(EXERCISE INPUT):
=====

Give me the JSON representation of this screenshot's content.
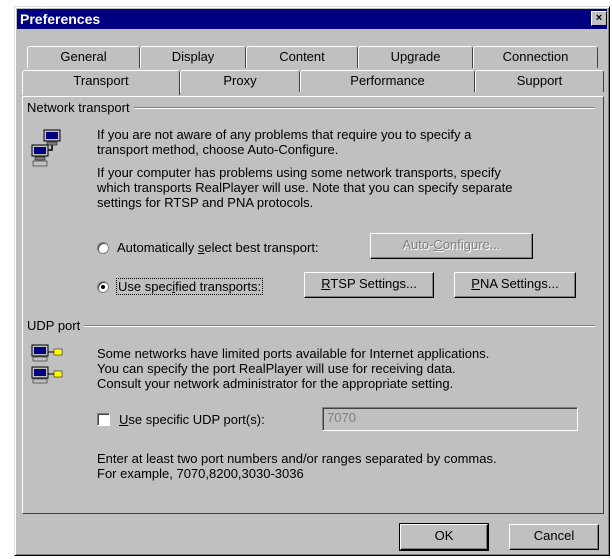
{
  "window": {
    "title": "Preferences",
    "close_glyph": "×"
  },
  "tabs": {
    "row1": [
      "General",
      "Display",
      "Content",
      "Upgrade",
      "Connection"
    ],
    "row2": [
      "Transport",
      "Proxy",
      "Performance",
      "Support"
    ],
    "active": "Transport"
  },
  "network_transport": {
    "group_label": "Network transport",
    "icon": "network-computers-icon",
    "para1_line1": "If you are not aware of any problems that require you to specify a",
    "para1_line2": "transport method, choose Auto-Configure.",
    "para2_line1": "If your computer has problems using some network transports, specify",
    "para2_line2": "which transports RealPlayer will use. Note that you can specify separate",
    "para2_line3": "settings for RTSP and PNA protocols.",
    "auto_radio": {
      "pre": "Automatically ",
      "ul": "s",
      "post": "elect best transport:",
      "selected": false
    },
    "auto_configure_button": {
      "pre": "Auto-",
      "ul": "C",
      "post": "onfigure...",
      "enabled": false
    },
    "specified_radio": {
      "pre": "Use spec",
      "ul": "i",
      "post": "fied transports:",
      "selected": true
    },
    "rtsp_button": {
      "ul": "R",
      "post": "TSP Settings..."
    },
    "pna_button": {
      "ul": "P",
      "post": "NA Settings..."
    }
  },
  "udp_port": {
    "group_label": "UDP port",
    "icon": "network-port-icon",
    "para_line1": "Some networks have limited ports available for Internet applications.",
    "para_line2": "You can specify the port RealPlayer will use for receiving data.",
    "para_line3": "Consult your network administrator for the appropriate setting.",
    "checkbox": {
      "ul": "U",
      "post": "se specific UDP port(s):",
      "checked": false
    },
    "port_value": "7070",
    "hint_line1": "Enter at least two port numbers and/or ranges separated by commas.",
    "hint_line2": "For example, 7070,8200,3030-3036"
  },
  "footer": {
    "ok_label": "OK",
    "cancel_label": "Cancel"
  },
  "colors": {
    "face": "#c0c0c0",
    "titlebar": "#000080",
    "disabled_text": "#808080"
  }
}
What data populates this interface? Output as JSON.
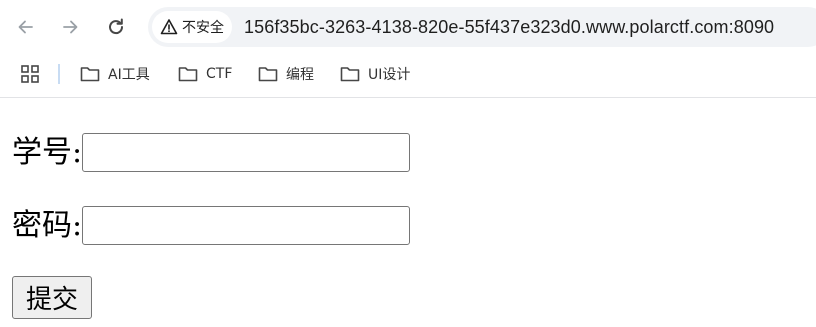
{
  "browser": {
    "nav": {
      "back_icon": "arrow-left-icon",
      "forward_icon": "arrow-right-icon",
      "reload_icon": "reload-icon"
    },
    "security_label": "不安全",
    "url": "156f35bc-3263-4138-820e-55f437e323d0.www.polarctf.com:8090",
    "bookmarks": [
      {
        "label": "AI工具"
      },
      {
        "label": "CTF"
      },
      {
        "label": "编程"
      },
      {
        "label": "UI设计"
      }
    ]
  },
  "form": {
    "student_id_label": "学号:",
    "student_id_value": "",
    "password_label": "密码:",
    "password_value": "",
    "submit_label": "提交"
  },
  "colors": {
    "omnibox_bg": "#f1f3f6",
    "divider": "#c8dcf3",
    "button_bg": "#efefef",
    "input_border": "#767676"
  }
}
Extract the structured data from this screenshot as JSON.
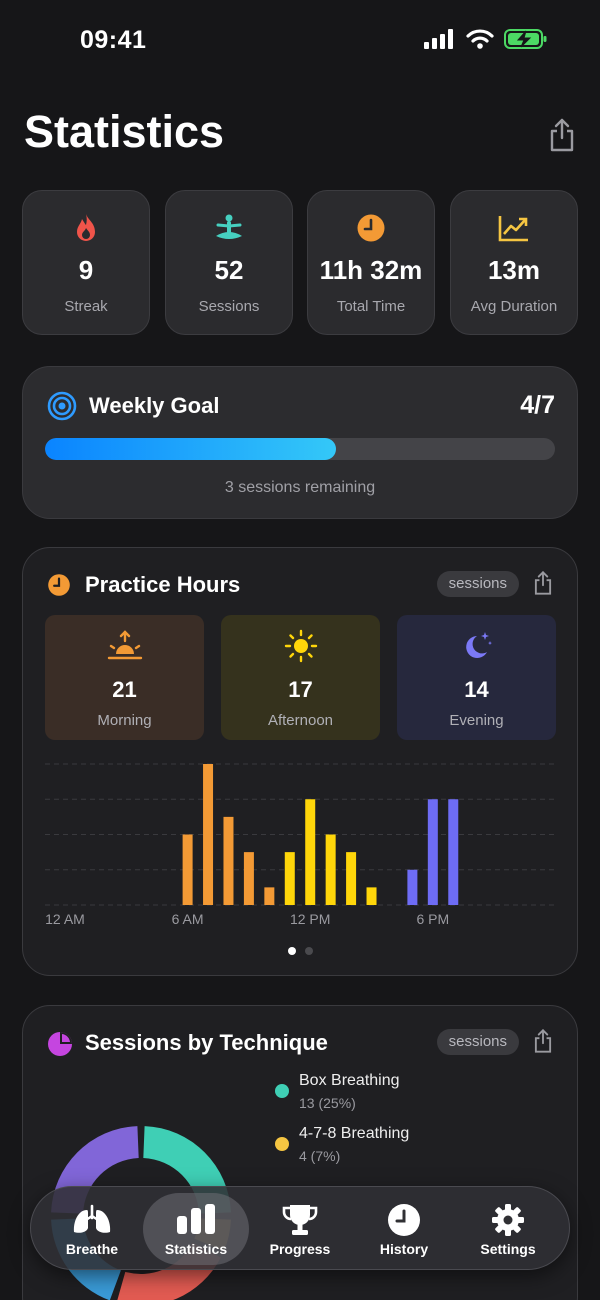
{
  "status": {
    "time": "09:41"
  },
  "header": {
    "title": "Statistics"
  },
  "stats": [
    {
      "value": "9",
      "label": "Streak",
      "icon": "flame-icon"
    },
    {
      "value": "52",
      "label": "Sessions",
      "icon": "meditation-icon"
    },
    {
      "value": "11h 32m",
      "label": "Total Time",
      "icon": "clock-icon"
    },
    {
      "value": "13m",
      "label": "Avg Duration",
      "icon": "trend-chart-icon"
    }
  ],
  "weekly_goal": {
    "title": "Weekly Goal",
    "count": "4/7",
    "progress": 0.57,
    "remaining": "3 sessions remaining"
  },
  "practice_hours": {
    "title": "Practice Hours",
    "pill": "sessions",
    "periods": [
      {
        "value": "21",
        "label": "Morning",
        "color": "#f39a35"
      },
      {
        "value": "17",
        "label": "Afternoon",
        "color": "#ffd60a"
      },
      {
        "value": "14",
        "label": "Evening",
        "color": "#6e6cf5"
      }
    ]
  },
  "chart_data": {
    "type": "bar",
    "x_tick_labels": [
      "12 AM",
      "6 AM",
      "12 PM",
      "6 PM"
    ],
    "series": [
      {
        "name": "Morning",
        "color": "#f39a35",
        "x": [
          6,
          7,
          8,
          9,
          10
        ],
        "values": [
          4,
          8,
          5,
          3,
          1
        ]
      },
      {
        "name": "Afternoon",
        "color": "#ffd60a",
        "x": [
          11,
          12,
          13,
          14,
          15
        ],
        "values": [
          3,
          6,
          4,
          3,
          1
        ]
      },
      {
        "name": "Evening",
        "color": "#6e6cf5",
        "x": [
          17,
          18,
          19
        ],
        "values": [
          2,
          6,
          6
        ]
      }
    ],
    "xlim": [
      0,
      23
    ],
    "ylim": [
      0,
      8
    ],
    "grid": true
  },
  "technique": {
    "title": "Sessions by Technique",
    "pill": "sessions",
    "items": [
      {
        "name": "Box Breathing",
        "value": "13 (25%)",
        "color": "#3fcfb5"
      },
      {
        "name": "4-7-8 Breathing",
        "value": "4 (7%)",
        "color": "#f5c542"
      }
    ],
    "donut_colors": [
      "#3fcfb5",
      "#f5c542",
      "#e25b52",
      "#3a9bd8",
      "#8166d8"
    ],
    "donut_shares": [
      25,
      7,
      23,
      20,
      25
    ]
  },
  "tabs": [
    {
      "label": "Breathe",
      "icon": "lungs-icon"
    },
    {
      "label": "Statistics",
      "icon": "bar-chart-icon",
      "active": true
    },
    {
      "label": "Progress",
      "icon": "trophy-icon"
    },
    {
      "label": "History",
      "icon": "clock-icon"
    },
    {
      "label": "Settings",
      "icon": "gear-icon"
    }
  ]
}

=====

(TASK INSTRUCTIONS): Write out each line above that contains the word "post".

(FINAL ANSWER):
      "post": "elect best transport:",
      "post": "onfigure...",
      "post": "fied transports:",
      "post": "TSP Settings..."
      "post": "NA Settings..."
      "post": "se specific UDP port(s):",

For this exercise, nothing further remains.